Publications & Reports

Correlates of anxiety and depression in a community cohort of people who smoke methamphetamine.

Duncan Z, Kippen R, Sutton K, Ward B, Agius PA, Quinn B, Dietze P
School of Rural Health, Faculty of Medicine, Nursing, and Health Sciences, Monash University, Melbourne, VIC, Australia.

Abstract

OBJECTIVE: Anxiety and depression are the most common mental health disorders experienced by Australians. These disorders are commonly found in people who use methamphetamine; however, much of this research has involved participants recruited from treatment settings who inject methamphetamine. We therefore explored (1) the prevalence of moderate to severe anxiety and depression in a community-recruited cohort who smoked methamphetamine and (2) examined potential factors associated with moderate to severe anxiety or depression in this cohort. METHOD: Data were derived from baseline surveys of 725 participants of the prospective ‘VMAX’ study, recruited from metropolitan and non-metropolitan areas of Victoria, Australia, via snowball and respondent-driven sampling. Anxiety and depression were measured using the Generalized Anxiety Disorder-7 and the Patient Health Questionnaire-9 instruments. Independent associations between moderate to severe scores on these measures and demographic, socio-economic, substance use and other health and social characteristics were examined using multivariable logistic regression. RESULTS: More than half (60%) of the participants were classified as experiencing moderate to severe anxiety and/or depression. In the multivariable models, having poor/very poor self-rated health, methamphetamine dependence and being unemployed were associated with higher odds of experiencing both moderate to severe depression and moderate to severe anxiety. Living in a large rural town, identifying as Aboriginal and Torres Strait Islander and smoking methamphetamine were associated with lower odds of experiencing moderate to severe depression. Being female was associated with higher odds of experiencing moderate to severe anxiety. CONCLUSION: The high rates of anxiety and/or depression found in the VMAX cohort were associated with demographic, socio-economic, substance use and other health and social factors. The prevalence of moderate to severe anxiety is a novel finding that warrants further study. Further work is needed to determine how anxiety and depression change over time among people who smoke methamphetamine, to help identify key intervention points.

Link to publisher’s web site

The author(s) disclosed receipt of the following financial support for the research, authorship and/or publication of this article: The VMAX study was established with a grant from the Colonial Foundation and is now funded by the National Health and Medical Research Council (NHMRC, 1148170). P.D. is supported by an NHMRC Senior Research Fellowship. B.Q. was supported by a Postdoctoral Fulbright Scholarship during the 2016/2017 financial year. P.D. has received investigator-driven funding from Gilead Sciences and Indivior for work unrelated to this study

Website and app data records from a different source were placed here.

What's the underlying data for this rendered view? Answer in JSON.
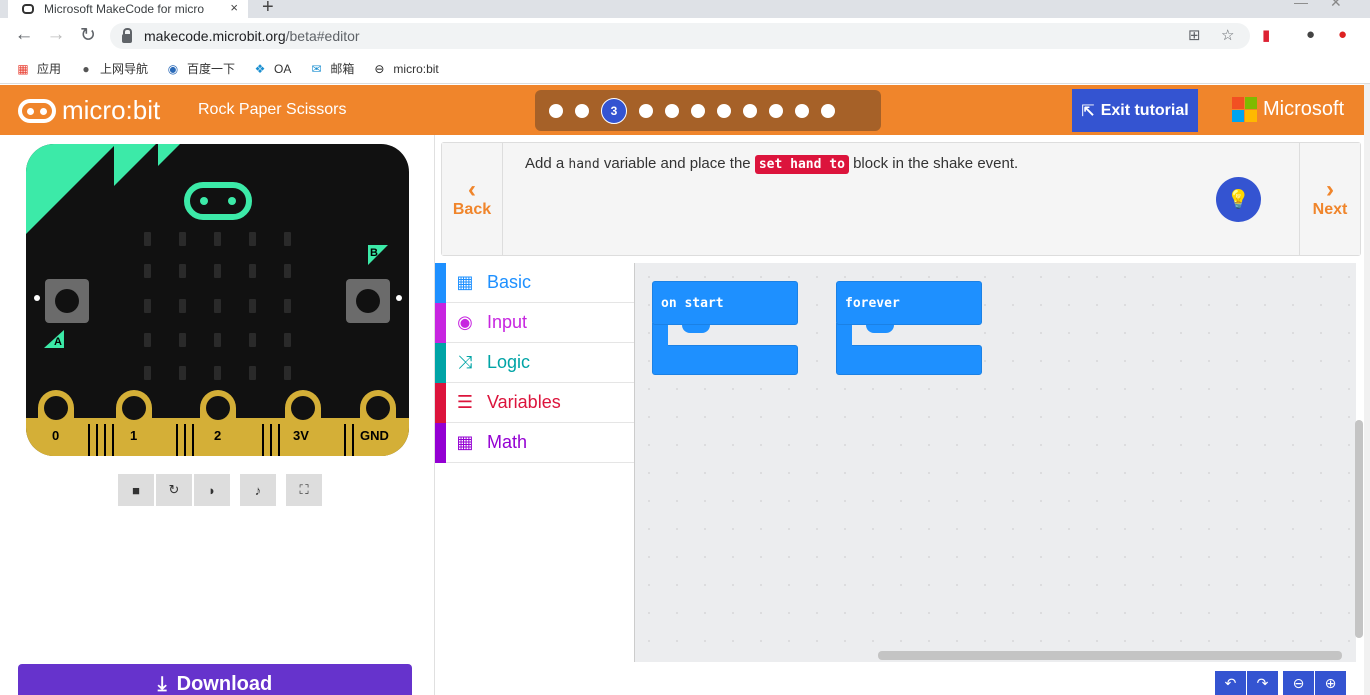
{
  "browser": {
    "tab_title": "Microsoft MakeCode for micro",
    "tab_close": "×",
    "new_tab": "+",
    "url_host": "makecode.microbit.org",
    "url_path": "/beta#editor",
    "bookmarks": [
      "应用",
      "上网导航",
      "百度一下",
      "OA",
      "邮箱",
      "micro:bit"
    ]
  },
  "header": {
    "logo_text": "micro:bit",
    "project_name": "Rock Paper Scissors",
    "current_step": "3",
    "exit_label": "Exit tutorial",
    "brand": "Microsoft"
  },
  "tutorial": {
    "back_label": "Back",
    "next_label": "Next",
    "text_before": "Add a",
    "code_word": "hand",
    "text_middle": "variable and place the",
    "block_name": "set hand to",
    "text_after": "block in the shake event."
  },
  "simulator": {
    "button_a": "A",
    "button_b": "B",
    "pins": [
      "0",
      "1",
      "2",
      "3V",
      "GND"
    ]
  },
  "toolbox": [
    {
      "label": "Basic",
      "color": "#1e90ff",
      "icon": "grid-icon"
    },
    {
      "label": "Input",
      "color": "#c725e0",
      "icon": "target-icon"
    },
    {
      "label": "Logic",
      "color": "#00a4a6",
      "icon": "shuffle-icon"
    },
    {
      "label": "Variables",
      "color": "#dc143c",
      "icon": "list-icon"
    },
    {
      "label": "Math",
      "color": "#9400d3",
      "icon": "calculator-icon"
    }
  ],
  "blocks": {
    "on_start": "on start",
    "forever": "forever"
  },
  "download_label": "Download"
}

Publication

  • Journal: The Australian and New Zealand Journal of Psychiatry
  • Published: 24/09/2021
  • Volume: Epub ahead of print
  • Pagination: 48674211048152

Authors